### DATA TO USE
————

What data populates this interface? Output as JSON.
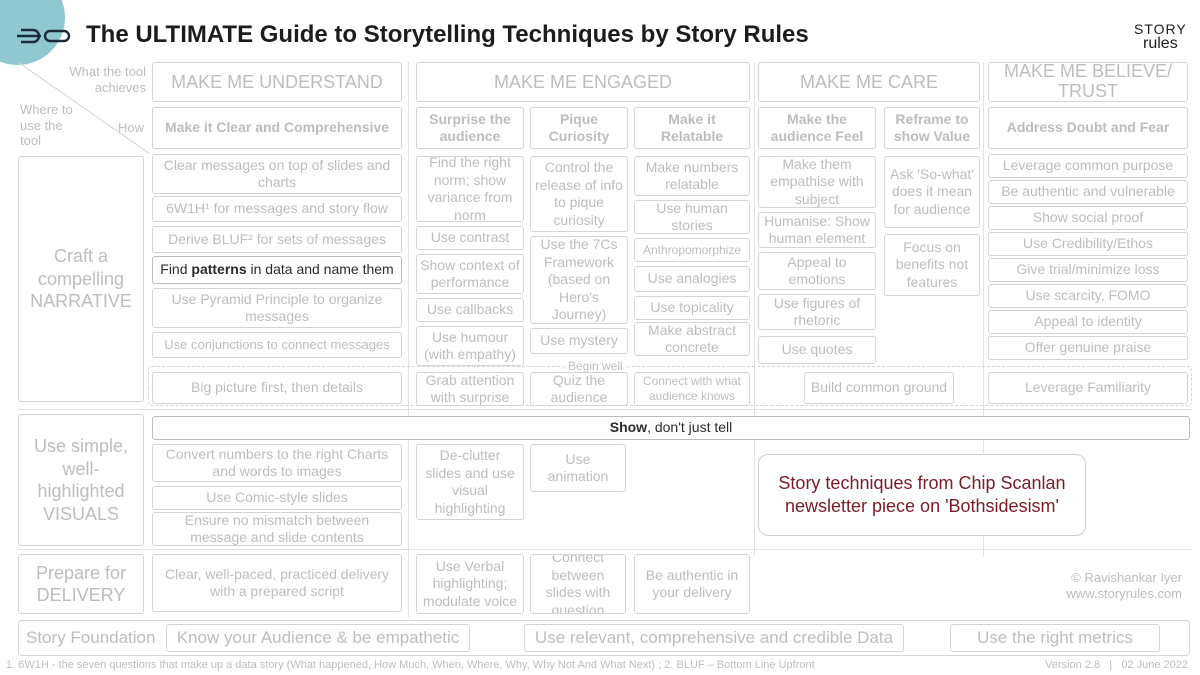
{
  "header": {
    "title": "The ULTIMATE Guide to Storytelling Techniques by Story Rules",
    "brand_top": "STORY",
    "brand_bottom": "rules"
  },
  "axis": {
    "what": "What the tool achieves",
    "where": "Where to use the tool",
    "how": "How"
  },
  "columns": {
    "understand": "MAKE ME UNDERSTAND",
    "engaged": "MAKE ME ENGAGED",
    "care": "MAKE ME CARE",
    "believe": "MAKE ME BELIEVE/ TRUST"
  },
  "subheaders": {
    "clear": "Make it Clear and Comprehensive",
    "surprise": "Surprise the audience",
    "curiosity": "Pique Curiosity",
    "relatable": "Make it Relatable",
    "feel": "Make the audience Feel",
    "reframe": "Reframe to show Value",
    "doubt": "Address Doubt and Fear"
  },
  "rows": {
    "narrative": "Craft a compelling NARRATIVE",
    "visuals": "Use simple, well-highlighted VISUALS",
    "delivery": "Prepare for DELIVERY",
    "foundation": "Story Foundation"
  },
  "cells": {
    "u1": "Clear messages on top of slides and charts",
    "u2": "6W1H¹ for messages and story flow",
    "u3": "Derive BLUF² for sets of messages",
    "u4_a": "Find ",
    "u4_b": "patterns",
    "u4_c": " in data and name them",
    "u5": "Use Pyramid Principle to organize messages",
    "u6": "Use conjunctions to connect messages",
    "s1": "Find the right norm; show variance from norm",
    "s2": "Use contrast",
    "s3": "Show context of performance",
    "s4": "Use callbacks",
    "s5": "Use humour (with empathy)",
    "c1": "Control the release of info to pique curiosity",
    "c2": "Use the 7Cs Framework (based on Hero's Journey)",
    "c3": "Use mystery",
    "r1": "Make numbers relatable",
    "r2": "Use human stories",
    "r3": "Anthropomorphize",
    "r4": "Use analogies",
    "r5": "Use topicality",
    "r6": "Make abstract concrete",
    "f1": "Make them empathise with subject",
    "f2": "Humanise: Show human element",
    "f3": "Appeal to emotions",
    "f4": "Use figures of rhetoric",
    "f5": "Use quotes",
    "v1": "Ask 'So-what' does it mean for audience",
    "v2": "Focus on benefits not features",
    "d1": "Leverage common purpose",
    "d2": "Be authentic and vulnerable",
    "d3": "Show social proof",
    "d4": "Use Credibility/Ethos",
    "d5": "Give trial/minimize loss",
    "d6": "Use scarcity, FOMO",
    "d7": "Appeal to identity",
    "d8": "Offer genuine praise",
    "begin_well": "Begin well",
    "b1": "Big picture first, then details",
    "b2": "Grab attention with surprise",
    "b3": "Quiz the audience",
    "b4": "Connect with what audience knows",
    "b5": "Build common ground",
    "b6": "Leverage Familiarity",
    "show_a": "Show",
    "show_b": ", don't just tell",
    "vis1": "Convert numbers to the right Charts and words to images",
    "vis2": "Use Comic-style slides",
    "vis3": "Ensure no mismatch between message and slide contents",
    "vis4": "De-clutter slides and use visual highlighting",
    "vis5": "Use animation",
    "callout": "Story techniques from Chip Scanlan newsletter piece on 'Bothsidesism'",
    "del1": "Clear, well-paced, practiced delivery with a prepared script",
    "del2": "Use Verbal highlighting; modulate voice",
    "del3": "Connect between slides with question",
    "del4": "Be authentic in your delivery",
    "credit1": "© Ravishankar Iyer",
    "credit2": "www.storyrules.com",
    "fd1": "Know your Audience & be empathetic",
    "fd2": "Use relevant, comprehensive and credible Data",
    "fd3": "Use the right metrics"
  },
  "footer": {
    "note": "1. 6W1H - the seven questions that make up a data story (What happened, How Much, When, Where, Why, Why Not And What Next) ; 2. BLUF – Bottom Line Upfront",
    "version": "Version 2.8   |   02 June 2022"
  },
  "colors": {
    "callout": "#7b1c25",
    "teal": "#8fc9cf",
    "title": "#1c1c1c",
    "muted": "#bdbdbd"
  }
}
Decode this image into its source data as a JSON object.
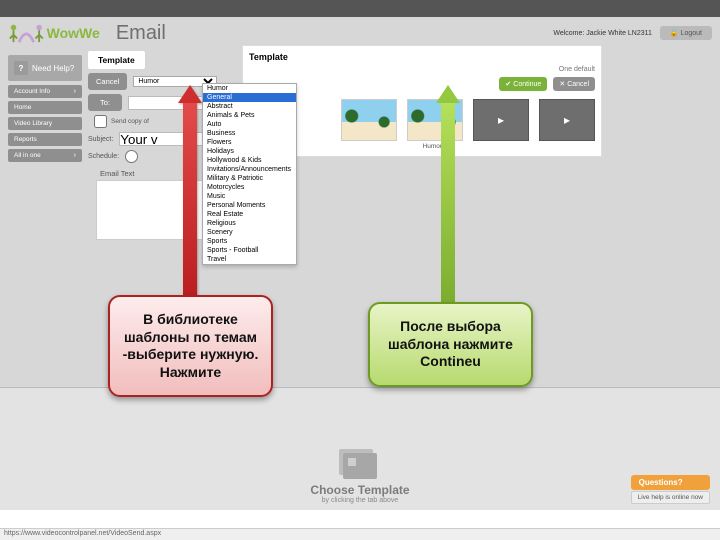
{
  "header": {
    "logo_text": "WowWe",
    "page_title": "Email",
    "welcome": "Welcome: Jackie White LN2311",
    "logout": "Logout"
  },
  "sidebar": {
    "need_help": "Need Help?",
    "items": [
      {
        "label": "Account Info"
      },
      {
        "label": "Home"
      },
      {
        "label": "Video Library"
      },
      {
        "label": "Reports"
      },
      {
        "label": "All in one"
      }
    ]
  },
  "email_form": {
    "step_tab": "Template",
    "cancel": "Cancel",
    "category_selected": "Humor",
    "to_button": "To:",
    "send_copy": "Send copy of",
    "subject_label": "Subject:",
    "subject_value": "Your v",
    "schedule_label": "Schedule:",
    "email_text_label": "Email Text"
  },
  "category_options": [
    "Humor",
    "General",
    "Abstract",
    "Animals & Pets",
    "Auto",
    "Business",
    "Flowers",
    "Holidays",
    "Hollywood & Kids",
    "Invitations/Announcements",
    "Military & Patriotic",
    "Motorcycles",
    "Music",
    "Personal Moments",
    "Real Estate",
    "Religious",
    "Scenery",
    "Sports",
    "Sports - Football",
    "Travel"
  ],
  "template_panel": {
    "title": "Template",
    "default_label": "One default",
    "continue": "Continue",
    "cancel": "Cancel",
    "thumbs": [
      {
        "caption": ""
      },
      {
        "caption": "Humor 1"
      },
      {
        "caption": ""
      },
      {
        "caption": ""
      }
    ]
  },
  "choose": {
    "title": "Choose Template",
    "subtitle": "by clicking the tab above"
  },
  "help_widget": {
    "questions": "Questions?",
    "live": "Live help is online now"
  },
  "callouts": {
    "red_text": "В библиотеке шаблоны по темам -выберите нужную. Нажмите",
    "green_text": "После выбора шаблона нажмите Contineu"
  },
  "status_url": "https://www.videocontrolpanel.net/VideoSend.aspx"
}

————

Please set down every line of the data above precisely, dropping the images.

### ANSWER
What data populates this interface? Output as JSON.
{
  "header": {
    "title": "The ULTIMATE Guide to Storytelling Techniques by Story Rules",
    "brand_top": "STORY",
    "brand_bottom": "rules"
  },
  "axis": {
    "what": "What the tool achieves",
    "where": "Where to use the tool",
    "how": "How"
  },
  "columns": {
    "understand": "MAKE ME UNDERSTAND",
    "engaged": "MAKE ME ENGAGED",
    "care": "MAKE ME CARE",
    "believe": "MAKE ME BELIEVE/ TRUST"
  },
  "subheaders": {
    "clear": "Make it Clear and Comprehensive",
    "surprise": "Surprise the audience",
    "curiosity": "Pique Curiosity",
    "relatable": "Make it Relatable",
    "feel": "Make the audience Feel",
    "reframe": "Reframe to show Value",
    "doubt": "Address Doubt and Fear"
  },
  "rows": {
    "narrative": "Craft a compelling NARRATIVE",
    "visuals": "Use simple, well-highlighted VISUALS",
    "delivery": "Prepare for DELIVERY",
    "foundation": "Story Foundation"
  },
  "cells": {
    "u1": "Clear messages on top of slides and charts",
    "u2": "6W1H¹ for messages and story flow",
    "u3": "Derive BLUF² for sets of messages",
    "u4_a": "Find ",
    "u4_b": "patterns",
    "u4_c": " in data and name them",
    "u5": "Use Pyramid Principle to organize messages",
    "u6": "Use conjunctions to connect messages",
    "s1": "Find the right norm; show variance from norm",
    "s2": "Use contrast",
    "s3": "Show context of performance",
    "s4": "Use callbacks",
    "s5": "Use humour (with empathy)",
    "c1": "Control the release of info to pique curiosity",
    "c2": "Use the 7Cs Framework (based on Hero's Journey)",
    "c3": "Use mystery",
    "r1": "Make numbers relatable",
    "r2": "Use human stories",
    "r3": "Anthropomorphize",
    "r4": "Use analogies",
    "r5": "Use topicality",
    "r6": "Make abstract concrete",
    "f1": "Make them empathise with subject",
    "f2": "Humanise: Show human element",
    "f3": "Appeal to emotions",
    "f4": "Use figures of rhetoric",
    "f5": "Use quotes",
    "v1": "Ask 'So-what' does it mean for audience",
    "v2": "Focus on benefits not features",
    "d1": "Leverage common purpose",
    "d2": "Be authentic and vulnerable",
    "d3": "Show social proof",
    "d4": "Use Credibility/Ethos",
    "d5": "Give trial/minimize loss",
    "d6": "Use scarcity, FOMO",
    "d7": "Appeal to identity",
    "d8": "Offer genuine praise",
    "begin_well": "Begin well",
    "b1": "Big picture first, then details",
    "b2": "Grab attention with surprise",
    "b3": "Quiz the audience",
    "b4": "Connect with what audience knows",
    "b5": "Build common ground",
    "b6": "Leverage Familiarity",
    "show_a": "Show",
    "show_b": ", don't just tell",
    "vis1": "Convert numbers to the right Charts and words to images",
    "vis2": "Use Comic-style slides",
    "vis3": "Ensure no mismatch between message and slide contents",
    "vis4": "De-clutter slides and use visual highlighting",
    "vis5": "Use animation",
    "callout": "Story techniques from Chip Scanlan newsletter piece on 'Bothsidesism'",
    "del1": "Clear, well-paced, practiced delivery with a prepared script",
    "del2": "Use Verbal highlighting; modulate voice",
    "del3": "Connect between slides with question",
    "del4": "Be authentic in your delivery",
    "credit1": "© Ravishankar Iyer",
    "credit2": "www.storyrules.com",
    "fd1": "Know your Audience & be empathetic",
    "fd2": "Use relevant, comprehensive and credible Data",
    "fd3": "Use the right metrics"
  },
  "footer": {
    "note": "1. 6W1H - the seven questions that make up a data story (What happened, How Much, When, Where, Why, Why Not And What Next) ; 2. BLUF – Bottom Line Upfront",
    "version": "Version 2.8   |   02 June 2022"
  },
  "colors": {
    "callout": "#7b1c25",
    "teal": "#8fc9cf",
    "title": "#1c1c1c",
    "muted": "#bdbdbd"
  }
}
Decode this image into its source data as a JSON object.
{
  "header": {
    "logo_text": "WowWe",
    "page_title": "Email",
    "welcome": "Welcome: Jackie White LN2311",
    "logout": "Logout"
  },
  "sidebar": {
    "need_help": "Need Help?",
    "items": [
      {
        "label": "Account Info"
      },
      {
        "label": "Home"
      },
      {
        "label": "Video Library"
      },
      {
        "label": "Reports"
      },
      {
        "label": "All in one"
      }
    ]
  },
  "email_form": {
    "step_tab": "Template",
    "cancel": "Cancel",
    "category_selected": "Humor",
    "to_button": "To:",
    "send_copy": "Send copy of",
    "subject_label": "Subject:",
    "subject_value": "Your v",
    "schedule_label": "Schedule:",
    "email_text_label": "Email Text"
  },
  "category_options": [
    "Humor",
    "General",
    "Abstract",
    "Animals & Pets",
    "Auto",
    "Business",
    "Flowers",
    "Holidays",
    "Hollywood & Kids",
    "Invitations/Announcements",
    "Military & Patriotic",
    "Motorcycles",
    "Music",
    "Personal Moments",
    "Real Estate",
    "Religious",
    "Scenery",
    "Sports",
    "Sports - Football",
    "Travel"
  ],
  "template_panel": {
    "title": "Template",
    "default_label": "One default",
    "continue": "Continue",
    "cancel": "Cancel",
    "thumbs": [
      {
        "caption": ""
      },
      {
        "caption": "Humor 1"
      },
      {
        "caption": ""
      },
      {
        "caption": ""
      }
    ]
  },
  "choose": {
    "title": "Choose Template",
    "subtitle": "by clicking the tab above"
  },
  "help_widget": {
    "questions": "Questions?",
    "live": "Live help is online now"
  },
  "callouts": {
    "red_text": "В библиотеке шаблоны по темам -выберите нужную. Нажмите",
    "green_text": "После выбора шаблона нажмите Contineu"
  },
  "status_url": "https://www.videocontrolpanel.net/VideoSend.aspx"
}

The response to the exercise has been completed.